You may have noticed that after a deluge of baby goat photos and updates we've been relatively silent for the past 48 hours... We've been a little down, you see, some bad news arrived this past Friday night. It was about the baby goat.
After 2 whole days of milk and care, she had transformed from a lifeless rag doll to a sweet and perky little companion that had easily stolen our hearts. She raised her head and let out a soft baaa whenever we approached, nibbled preciously at grass and hay during the daytime, and somehow made waking up at 3 in the morning to warm a bottle, a joy.

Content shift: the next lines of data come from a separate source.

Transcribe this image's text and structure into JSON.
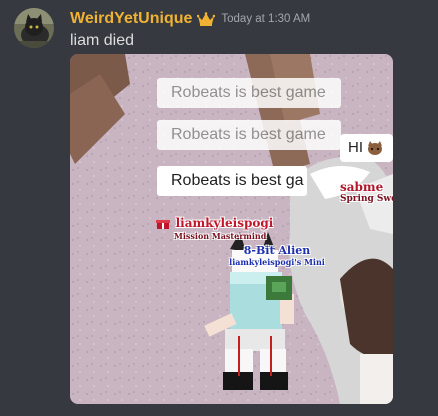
{
  "message": {
    "username": "WeirdYetUnique",
    "timestamp": "Today at 1:30 AM",
    "text": "liam died",
    "colors": {
      "username": "#f0b232",
      "background": "#36393f",
      "text": "#dcddde",
      "timestamp": "#a3a6aa"
    }
  },
  "attachment": {
    "chat_bubbles": [
      {
        "text": "Robeats is best game"
      },
      {
        "text": "Robeats is best game"
      },
      {
        "text": "Robeats is best ga"
      }
    ],
    "hi_bubble": {
      "text": "HI"
    },
    "nametags": {
      "player1": {
        "name": "liamkyleispogi",
        "subtitle": "Mission Mastermind"
      },
      "player2": {
        "name": "8-Bit Alien",
        "subtitle": "liamkyleispogi's Mini"
      },
      "player3": {
        "name": "sabme",
        "subtitle": "Spring Sweet"
      }
    }
  }
}
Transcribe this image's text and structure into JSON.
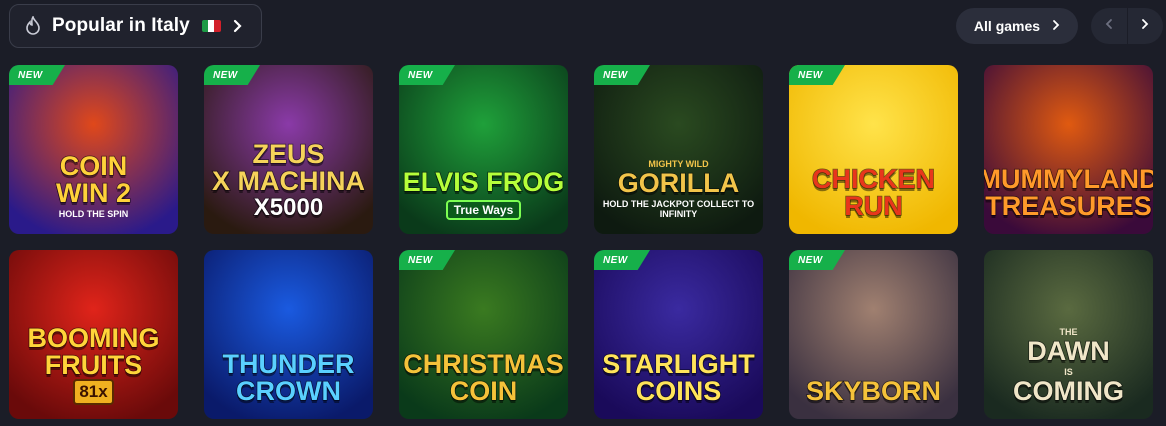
{
  "header": {
    "title": "Popular in Italy",
    "icon": "fire-icon",
    "flag": "italy-flag-icon",
    "chevron": "chevron-right-icon"
  },
  "controls": {
    "all_games_label": "All games",
    "prev_icon": "chevron-left-icon",
    "next_icon": "chevron-right-icon"
  },
  "badge_text": "NEW",
  "games": [
    {
      "new": true,
      "line1": "Coin",
      "line1b": "Win 2",
      "line3": "Hold the Spin",
      "bg": [
        "#2a1a8a",
        "#e0481a"
      ],
      "color": "#ffd23a"
    },
    {
      "new": true,
      "line1": "Zeus",
      "line1b": "x Machina",
      "line2": "x5000",
      "bg": [
        "#2a1a10",
        "#8a3aa8"
      ],
      "color": "#f5d35a"
    },
    {
      "new": true,
      "line1": "Elvis Frog",
      "pill": "True Ways",
      "bg": [
        "#0a3a1a",
        "#1fa03a"
      ],
      "color": "#b6ff3a"
    },
    {
      "new": true,
      "line3a": "Mighty Wild",
      "line1": "Gorilla",
      "line3": "Hold the Jackpot Collect to Infinity",
      "bg": [
        "#0e1a10",
        "#2a4a20"
      ],
      "color": "#f2c44a"
    },
    {
      "new": true,
      "line1": "Chicken",
      "line1b": "Run",
      "bg": [
        "#f0b700",
        "#ffe34a"
      ],
      "color": "#e8361c"
    },
    {
      "new": false,
      "line1": "Mummyland",
      "line1b": "Treasures",
      "bg": [
        "#3a0a3a",
        "#e05a10"
      ],
      "color": "#ff9a2a"
    },
    {
      "new": false,
      "line1": "Booming",
      "line1b": "Fruits",
      "mult": "81x",
      "bg": [
        "#6a0a0a",
        "#e0241a"
      ],
      "color": "#ffd43a"
    },
    {
      "new": false,
      "line1": "Thunder",
      "line1b": "Crown",
      "bg": [
        "#0a1a6a",
        "#1a5ae0"
      ],
      "color": "#5ad0ff"
    },
    {
      "new": true,
      "line1": "Christmas",
      "line1b": "Coin",
      "bg": [
        "#0a3a1a",
        "#3a7a20"
      ],
      "color": "#f5c23a"
    },
    {
      "new": true,
      "line1": "Starlight",
      "line1b": "Coins",
      "bg": [
        "#1a0a5a",
        "#3a2aa0"
      ],
      "color": "#ffe45a"
    },
    {
      "new": true,
      "line1": "Skyborn",
      "bg": [
        "#3a3040",
        "#a08070"
      ],
      "color": "#f5c23a"
    },
    {
      "new": false,
      "line3a": "The",
      "line1": "Dawn",
      "line3": "is",
      "line1b": "Coming",
      "bg": [
        "#1a2a20",
        "#5a6a40"
      ],
      "color": "#f0e6c8"
    }
  ]
}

Despite her great improvements, there were two things that were nagging at me by Friday afternoon. She still wasn't walking and something seemed to be wrong with one of her eyes. When she came to us, one of her eyes was swollen almost shut and goopy. I gently pulled it open and saw that there was some dirt embedded in in the fold of her third eyelid. I cleaned it out and had washed it 3x a day with warm water and chamomile and treated with an antibiotic ointment. Finally on Friday, it was alll cleared up and wide open, but something was still wrong. Her pupil in that one eye had remained dilated the entire time. It was so large you can't even see any of her iris. I googled and found that the dilated pupil could be indicative of a brain injury.
Then, while looking at her wiggling around, trying once again to get up, I noticed that she wasn't actually moving her hind legs. It looked like she was, but she wasn't. I was crushed. All of those feedings in the wee hours, snuggly naps after the bottle, and adorable little ear tosses had me pretty attached. I had been so excited and encouraged by her initial progress that I had allowed myself to imagine a future with this adorable little goat on our farm. Now I was faced with the possibility that she might never be able to walk by herself. What kind of future is that for a goat, an animal known to love to run and jump? I called my mom and cried as I told her what I thought might be going on.
I felt foolish, thinking that I shouldn't have let myself become so attached and emotionally involved. Now I wanted to take this baby goat, one that won't ever be a milker (Kiko's are meat goats) and "earn her keep" on the farm, to the vet, a potentially expensive proposition. I could tell that Scrapple was a bit wary, and I could understand why. I'm sure just imagining what sort of a vet bill a wife with a soft heart and lots of animals could rack up in just a few months was giving him an ulcer. Luckily, this time, a solution had come in the mail just a few weeks earlier - some rainy day cash given to me by Scrapple's Aunt T. I couldn't think of anything I'd rather spend it on.
I took Willow to the vet on Saturday morning and it seems that we can unfortunately be almost positive that she is suffering from the after-effects of a head trauma. In actuality, her pupil is not dilated, her eye is full of blood, darkening it.
They gave her a shot of Banamine to bring down any internal swelling and help her eye drain, BoSe in case of a selenium deficiency (I didn't have any and had instead been giving crushed Selenium tablets along with Vitamin E and D in her milk once daily but figured a shot of it couldn't hurt and might help), and some B-12 which I asked for and they agreed might help her healing although not totally necessary.
There is some good news. She does have sensation in her hind legs, she can see out of her injured eye, and other than the problems associated with the head trauma, she is a very healthy little goat.
They recommended holding her up and letting her good feet work at the ground. I had already been doing that and had made a sling to help hold her up to practice walking, so we'll be keeping that up. They also suggested filling the sink or tub and getting her to try to walk in the water with less weight to bear. My mom is a physical therapist and she recommended moving her hind legs through their full range of motion for a few minutes each a few times each day to help with circulation and keep them from getting stiff. We'll be doing all of the above! The vet was very vague about her chances for recovery, basically saying that she could be on her feet in a day or two, or it could take a few weeks, or it could never happen...
I'm more than willing to keep trying for as long as it takes, as long as it doesn't turn into a situation where I'm just keeping her going for my own emotional well being and not rightfully considering her quality of life. It seems like that could be a very blurry line though and truly, I hope we don't have to go there.
Please keep the baby goat in your thoughts and keep your fingers crossed for her!
Back to News